Now in business circles, where the primary matrix of success and relationships is financial profitability this may actually be true.
There is a finite amount of resources that are available for people to attain and exploit. For instance, when I travel and board planes, I see that there are a limited number of seats in first class.
There is not an unlimited space for people to be part of that part of the airplane, so IF equal access and opportunity ever does level the playing field, a few of the 90% of White men who generally occupy those seats are going to have to walk a few more rows into coach because there will be women and brown folks moving on up. The same goes for upper-management of fortune 500 companies, leaders of educational institutions and other places where White men still occupy a disproportionate number of high-level seats.

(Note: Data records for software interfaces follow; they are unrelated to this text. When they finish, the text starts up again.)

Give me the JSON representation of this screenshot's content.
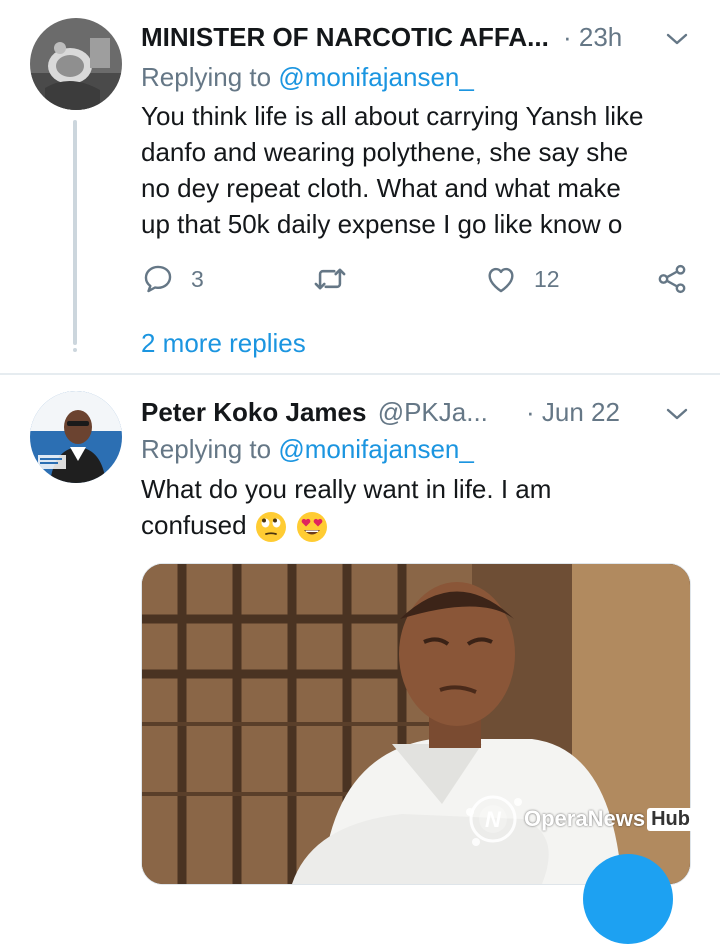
{
  "tweet1": {
    "author_name": "MINISTER OF NARCOTIC AFFA...",
    "time": "· 23h",
    "replying_prefix": "Replying to ",
    "replying_handle": "@monifajansen_",
    "text_lines": [
      "You think life is all about carrying Yansh like",
      "danfo and wearing polythene, she say she",
      "no dey repeat cloth. What and what make",
      "up that 50k daily expense I go like know o"
    ],
    "reply_count": "3",
    "retweet_count": "",
    "like_count": "12",
    "more_replies": "2 more replies"
  },
  "tweet2": {
    "author_name": "Peter Koko James",
    "author_handle": "@PKJa...",
    "time": "· Jun 22",
    "replying_prefix": "Replying to ",
    "replying_handle": "@monifajansen_",
    "text_line1": "What do you really want in life. I am",
    "text_line2": "confused",
    "emojis": [
      "face-with-rolling-eyes",
      "smiling-face-with-heart-eyes"
    ],
    "media_description": "photo"
  },
  "watermark": {
    "brand": "OperaNews",
    "suffix": "Hub"
  },
  "colors": {
    "link": "#1b95e0",
    "muted": "#657786",
    "text": "#14171a",
    "divider": "#e6ecf0",
    "fab": "#1da1f2"
  }
}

This notion that we each hold a finite amount of resources that must be protected at all costs, and even if those gains have roots in historic injustice and unearned privilege, is dangerous and will get us nowhere. This will be especially true if this posture of scarcity and protectionism is transfered to our understanding of dignity, compassion and community. We often treat our own ability to see people as complex and created human beings as some kind of commodity that is doled out based on merit and/or availability furthering the idea that if am going treat this person with a generous spirit, then I must have to take something away from someone. And even worse, we fall into the destructive trap of believing that if I see someone else being treated with a generous spirit, then obviously something is being taken away from me.
Again, while there is a finite number of seats in First Class and the CEO table, the same does not hold true for the household of God. Unlike our natural proclivity to ration our love like pennies in our pocket, God's abundant love for another, does not mean less for you or I. As culture moves forward and race, gender and sexuality norms shift and change, those who have held a dominate role MUST not see or act out of a feeling that something is being taken away so it must be protected. In fact, society will only reach further into the possibility of a just and whole world if those who hold power and authority joyfully usher in a distribution that provides for the well-being of all God's people.
So . . . all compassion to White friends and strangers for the emotional and physical struggles around your experiences of race, but the social understanding that racism is now worse for White folks than for others must be not only be shed, but challenged by you and the rest society as a whole if we are truly going to move forward to a place of genuine racial wholeness.
- Why we must keep talking about race
- Three myths of the "I don't see race" world
- Musings on race in a post-race America